5. Given our holding in Division 2, AMC's remaining allegation of error, which relates to the form of the verdict, is moot.
Judgment reversed and case remanded for a new trial.
1. (Punctuation omitted.) Paul v. Destito, 250 Ga.App. 631, 550 S.E.2d 739 (2001).
2. (Punctuation omitted.) Page v. CFJ Properties, 259 Ga.App. 812, 813, 578 S.E.2d 522 (2003).
3. See Massachusetts Cotton Mills v. Hawkins, 164 Ga. 594, 596(1), 139 S.E. 52 (1927); see also Seibers v. Dixie Speedway, Inc., 220 Ga.App. 811, 812-813(1), 470 S.E.2d 452 (1996) (reversing grant of summary judgment on vicarious liability claim where questions remained regarding whether cause of action arose while off-duty deputies employed as security guards were implementing company policy).

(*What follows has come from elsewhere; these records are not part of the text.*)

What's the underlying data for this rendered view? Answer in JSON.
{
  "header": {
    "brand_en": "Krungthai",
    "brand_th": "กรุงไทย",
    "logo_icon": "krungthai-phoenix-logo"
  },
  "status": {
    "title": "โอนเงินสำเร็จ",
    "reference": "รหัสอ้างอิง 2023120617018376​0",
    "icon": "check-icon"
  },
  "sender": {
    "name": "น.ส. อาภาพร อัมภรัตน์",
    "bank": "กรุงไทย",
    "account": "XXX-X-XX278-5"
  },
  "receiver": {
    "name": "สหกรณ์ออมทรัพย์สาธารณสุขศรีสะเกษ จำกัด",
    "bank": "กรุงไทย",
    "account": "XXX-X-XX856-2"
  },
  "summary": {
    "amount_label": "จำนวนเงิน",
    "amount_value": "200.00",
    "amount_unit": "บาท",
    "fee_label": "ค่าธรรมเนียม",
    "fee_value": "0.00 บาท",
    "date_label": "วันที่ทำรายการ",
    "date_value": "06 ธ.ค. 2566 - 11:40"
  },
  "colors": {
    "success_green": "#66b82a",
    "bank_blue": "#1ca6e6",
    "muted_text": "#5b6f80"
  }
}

4. (Punctuation omitted.) Tecumseh Products Co. v. Rigdon, 250 Ga.App. 739, 740(1), 552 S.E.2d 910 (2001).
5. See OCGA § 51-3-1.
6. See Cox v. Brazo, 165 Ga.App. 888, 889(1), 303 S.E.2d 71 (1983), aff'd, 251 Ga. 491, 307 S.E.2d 474 (1983); TGM Ashley Lakes, Inc. v. Jennings, 264 Ga.App. 456, 462(2), 590 S.E.2d 807 (2003).
7. (Punctuation omitted.) Valdosta Housing Auth. v. Finnessee, 160 Ga.App. 552, 554(3), 287 S.E.2d 569 (1981).
8. (Punctuation omitted.) Parry v. Davison-Paxon Co., 87 Ga.App. 51, 55(2), 73 S.E.2d 59 (1952).
9. See Valdosta, supra.
10. Lane v. Montgomery Elevator Co., 225 Ga.App. 523, 525(1), 484 S.E.2d 249 (1997).
11. Sharpnack v. Hoffinger Indus., 231 Ga.App. 829, 830, 499 S.E.2d 363 (1998).
12. (Punctuation omitted.) Jackson v. Rodriquez, 173 Ga.App. 211, 213(2), 325 S.E.2d 857 (1984).
13. See Smith v. Holeman, 212 Ga.App. 158, 161(4), 441 S.E.2d 487 (1994) (physical precedent only).
14. Segars v. Cornwell, 128 Ga.App. 245, 250(4), 196 S.E.2d 341 (1973).
15. See Dept. of Transp. v. Mendel, 237 Ga.App. 900, 902(2), 517 S.E.2d 365 (1999).
16. Byrne v. Fierman, 256 Ga.App. 443(1), 568 S.E.2d 494 (2002).
17. See Plemons v. State, 155 Ga.App. 447, 449-450(4), 270 S.E.2d 836 (1980).
18. See Brooks v. Cellin Mfg. Co., 251 Ga. 395, 397-398, 306 S.E.2d 657 (1983), overruled in part on other grounds; Barnes v. State, 157 Ga.App. 582, 585-588, 277 S.E.2d 916 (1981).
RUFFIN, Presiding Judge.
ELDRIDGE and ADAMS, JJ., concur.